So now we are entering the dark days of the Psychedelic Renaissance where the initial hope and exuberance of the last four years is starting to turn dark. Refrains of Shroom Boom stocks going “to the moon” have yielded to a constant stream of psychedelic memes mocking the industry’s failures. The most visible advocates in the space still repeat the refrain that psychedelics will “revolutionize mental health” and end trauma and depression as we know it, but those platitudes seem hollow now that clinical trials have failed to produce anything close to miraculous results. Retail investors are beginning to wonder if this entire movement was just an elaborate grift preying on the generational anxiety of a world spinning out of control. And despite an endless stream of hype in the mainstream media, things are starting to get prickly out there.
It’s easy to see the hubris in hindsight, but despite the dramatic failures of previous movements everyone had the expectation that things would be different this time around. After all, the movement has the three-tiered support of the media, academia, and the generous funding from venture capitalists. Even local and state governments appear amicable to the idea that psychedelics can be decriminalized or approved for use in therapeutic settings. All of the momentum appeared to be unstoppable. But no matter how much encouragement you get from institutional support, there is no realistic way to levitate the hype bubble forever. Reality eventually creeps into every scene, and the bigger the party the bigger the hangover.
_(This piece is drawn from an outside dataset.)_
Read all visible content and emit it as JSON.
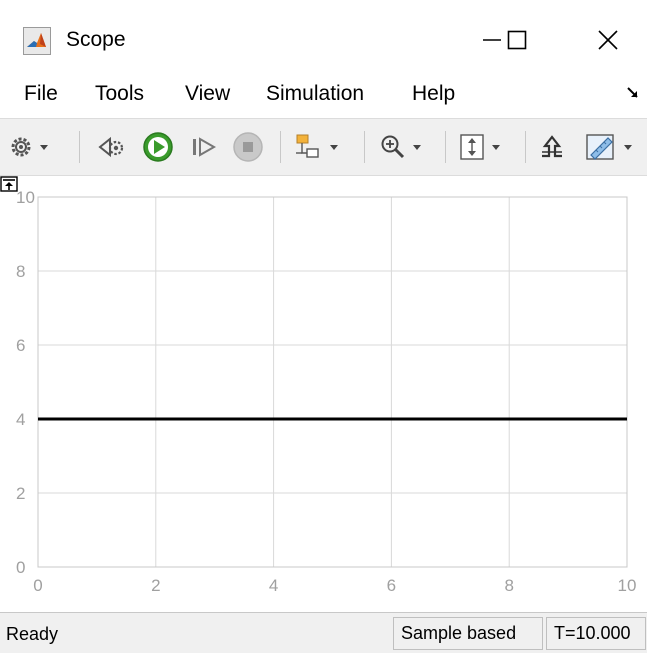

It seems inarguable that we have now hit the bottom of the movement called the Psychedelic Renaissance. The dark realities of war, climate catastrophe, and refugee crises continue to grow while true believers still cling to the notion that these problems can be fixed with more generous applications of psychedelic drugs to more people. I hate to be the person pointing this out, but having studied the hippie movement of the 1960s and lived through the rave scene in the 1990s, it certainly feels like the slow death roll of this movement is coming. I genuinely hope I’m wrong, and I hope the seeds of this movement lead to broader decriminalization and approval of therapeutic use of psychedelics, but even those modest goals seem years off. A cultural movement can live on hype for only so long before it starts to deflate. Psychedelics are not going to save the world and they never were. As history has shown time and gain, there is no such thing as a panacea and we cannot drug our way to salvation. Change happens slowly and through tireless hard work. Buckle in for the long dark times people, the party is coming to an end.